Laaka had two credit cards with the same lender, and over the years had accumulated $16,000 worth of debt. When Covid-19 hit she was unable to afford the minimum payments due.
The lender tried for three months to reach Laaka by phone and had been sending monthly statements. After four months of no payments the lender cancelled both cards. Laaka complained to us that the lender had not written to her advising the cards would be cancelled.
We agreed that it was reasonable for the lender to cancel the cards and refuse to reinstate them. We helped the lender and Laaka agree to an interest and fee free repayment plan at an amount that she could afford.
FSCL’s tip: No one wants a bad debt and, in our experience, lenders would much rather have a repayment plan than take recovery action.
Check your car insurance before you let someone drive
Over the summer we can be out and about, following different routines with different people.
It’s easy to imagine giving car keys to someone who does not usually drive your car without a second thought to the implications this might have for your insurance cover.
Earlier this year we investigated a complaint where Wiremu allowed a friend to drive his car. Wiremu was following in another car and witnessed the accident that killed his friend and wrote off his car.
Wiremu’s insurer declined the insurance claim because Wiremu’s friend was not a named driver on Wiremu’s policy. Because the car also secured a loan to a finance company Wiremu was left repaying a debt with no car to show for his payments.
Although the complaint to us, lodged by Wiremu’s uncle, was that the loan was unaffordable from the outset, the lender could see that Wiremu had been deeply affected by the accident and, on compassionate grounds, agreed to write off Wiremu’s debt.

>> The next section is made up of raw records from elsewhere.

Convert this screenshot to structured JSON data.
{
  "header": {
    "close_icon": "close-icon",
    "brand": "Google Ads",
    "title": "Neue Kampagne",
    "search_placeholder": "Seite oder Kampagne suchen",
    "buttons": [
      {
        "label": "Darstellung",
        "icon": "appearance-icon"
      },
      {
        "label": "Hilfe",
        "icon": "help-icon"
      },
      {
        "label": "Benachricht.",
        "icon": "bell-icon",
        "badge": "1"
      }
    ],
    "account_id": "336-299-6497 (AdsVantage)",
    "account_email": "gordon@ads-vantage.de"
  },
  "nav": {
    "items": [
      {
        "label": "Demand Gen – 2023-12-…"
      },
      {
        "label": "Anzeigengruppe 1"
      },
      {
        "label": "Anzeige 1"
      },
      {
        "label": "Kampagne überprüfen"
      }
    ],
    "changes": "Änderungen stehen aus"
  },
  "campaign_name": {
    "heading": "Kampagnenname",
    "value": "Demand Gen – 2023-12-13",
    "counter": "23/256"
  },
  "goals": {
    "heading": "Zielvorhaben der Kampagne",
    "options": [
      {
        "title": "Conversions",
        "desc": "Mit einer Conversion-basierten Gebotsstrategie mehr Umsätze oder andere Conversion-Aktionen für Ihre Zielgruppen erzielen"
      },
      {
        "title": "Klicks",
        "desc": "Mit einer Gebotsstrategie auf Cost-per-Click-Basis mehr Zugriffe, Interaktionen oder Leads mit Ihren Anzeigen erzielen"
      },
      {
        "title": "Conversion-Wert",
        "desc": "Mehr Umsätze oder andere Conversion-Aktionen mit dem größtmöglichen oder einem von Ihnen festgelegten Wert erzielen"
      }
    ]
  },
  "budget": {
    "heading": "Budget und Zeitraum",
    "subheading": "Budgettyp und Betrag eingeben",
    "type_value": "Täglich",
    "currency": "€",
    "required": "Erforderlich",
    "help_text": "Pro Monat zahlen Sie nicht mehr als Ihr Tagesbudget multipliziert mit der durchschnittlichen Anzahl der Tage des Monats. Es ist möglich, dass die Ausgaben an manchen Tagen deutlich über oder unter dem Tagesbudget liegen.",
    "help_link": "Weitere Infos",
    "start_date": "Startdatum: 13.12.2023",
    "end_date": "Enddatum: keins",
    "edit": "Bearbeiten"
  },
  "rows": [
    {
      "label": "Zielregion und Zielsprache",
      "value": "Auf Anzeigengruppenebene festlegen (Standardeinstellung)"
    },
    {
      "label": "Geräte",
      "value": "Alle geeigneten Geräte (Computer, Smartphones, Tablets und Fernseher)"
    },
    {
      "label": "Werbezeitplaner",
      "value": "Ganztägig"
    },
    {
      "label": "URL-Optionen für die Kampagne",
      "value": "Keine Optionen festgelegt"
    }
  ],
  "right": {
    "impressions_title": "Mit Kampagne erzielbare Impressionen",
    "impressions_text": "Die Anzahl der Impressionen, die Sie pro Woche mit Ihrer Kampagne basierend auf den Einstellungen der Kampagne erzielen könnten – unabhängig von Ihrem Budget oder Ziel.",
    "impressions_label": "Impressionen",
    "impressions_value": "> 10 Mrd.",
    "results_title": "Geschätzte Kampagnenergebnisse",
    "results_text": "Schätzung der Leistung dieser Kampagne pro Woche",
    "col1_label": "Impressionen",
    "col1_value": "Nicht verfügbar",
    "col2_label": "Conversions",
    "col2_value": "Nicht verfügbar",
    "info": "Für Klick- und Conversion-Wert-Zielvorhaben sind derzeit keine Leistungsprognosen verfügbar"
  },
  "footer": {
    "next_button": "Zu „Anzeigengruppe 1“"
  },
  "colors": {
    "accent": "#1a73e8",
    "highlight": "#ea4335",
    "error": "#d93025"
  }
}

FSCL’s tip: Check the terms of your motor vehicle policy before heading off for the summer. If you think someone else might drive your car, make sure they are either listed on the policy, or that the policy will cover unnamed drivers.